Background Checks for Youth Leagues Defeated
A bill to require background checks for volunteers and employees of youth sports clubs failed to pass the Senate Judiciary Committee Wednesday. Opponents said the measure had too many gaps in it. Bente Birkeland has more from the state capitol.
In Colorado, roughly 6 million children play in youth sports clubs, ranging from soccer and baseball to swimming and basketball. Supporters say these sports clubs attract sexual predators because of lax standards.
Senate Bill 48 [.pdf] would have required any employee or volunteer who spends more than five days each month with the children to have a background check.
“Offenders who were in the Catholic Church and in the Boy Scouts, those offenders are leaving those programs and they’re coming to youth sports,” said Michelle Peterson, a child abuse investigator. “There’s absolutely no doubt, and I see that myself.
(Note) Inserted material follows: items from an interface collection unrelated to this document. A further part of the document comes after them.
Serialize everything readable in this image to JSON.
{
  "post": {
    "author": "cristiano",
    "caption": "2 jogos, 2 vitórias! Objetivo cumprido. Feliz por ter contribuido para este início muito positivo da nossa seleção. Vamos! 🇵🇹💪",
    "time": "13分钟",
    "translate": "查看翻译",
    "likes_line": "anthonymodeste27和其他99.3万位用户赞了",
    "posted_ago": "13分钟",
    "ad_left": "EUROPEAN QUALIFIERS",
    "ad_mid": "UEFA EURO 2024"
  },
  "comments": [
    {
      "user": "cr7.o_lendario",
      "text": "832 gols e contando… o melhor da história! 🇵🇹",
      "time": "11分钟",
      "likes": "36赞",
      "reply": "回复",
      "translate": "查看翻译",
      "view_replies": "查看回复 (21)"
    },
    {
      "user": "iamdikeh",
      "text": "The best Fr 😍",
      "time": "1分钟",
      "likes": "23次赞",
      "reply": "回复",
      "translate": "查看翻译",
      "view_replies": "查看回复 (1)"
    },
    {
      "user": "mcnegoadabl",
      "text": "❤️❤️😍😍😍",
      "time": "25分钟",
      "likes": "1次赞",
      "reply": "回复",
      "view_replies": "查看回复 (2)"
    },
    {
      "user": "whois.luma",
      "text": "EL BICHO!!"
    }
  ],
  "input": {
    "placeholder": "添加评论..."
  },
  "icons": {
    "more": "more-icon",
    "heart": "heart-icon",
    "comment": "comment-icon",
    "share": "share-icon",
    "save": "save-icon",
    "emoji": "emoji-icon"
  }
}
The Catholic Church, Boy Scouts, they’ve had these incidents, even Penn State. They recognize their gaping holes, their lack of policies, their lack of background checks, so they implemented all this change.”
Peterson was one of nearly a dozen witnesses to testify in favor of the bill. “No one’s requiring anything of these programs and we have 44 million kids across this country paying in these sports.”
Senator Kevin Lundberg [R-Berthoud] and other GOP members of the Judiciary Committee say the state should mandate the background checks, and that the measure would give parents a false sense of security.
“Are background checks really effective?” asked Lundberg. “Or are they just spot-checking the possibility and we end up with 20% possibility that we caught something?”
Jeff Rugel is with a soccer club in Westminster. He also says the underlying assumptions in the bill are wrong. “I do not want to tolerate the concept that youth sports is a cesspool of bad people who are out to hurt your kids. That’s not what’s going on.”
Currently, USA Hockey requires background checks for volunteers and coaches at its affiliate clubs. Colorado’s amateur hockey association says they’ve also included a lot of educational outreach around sexual abuse. For most other sports, it’s up to individual clubs.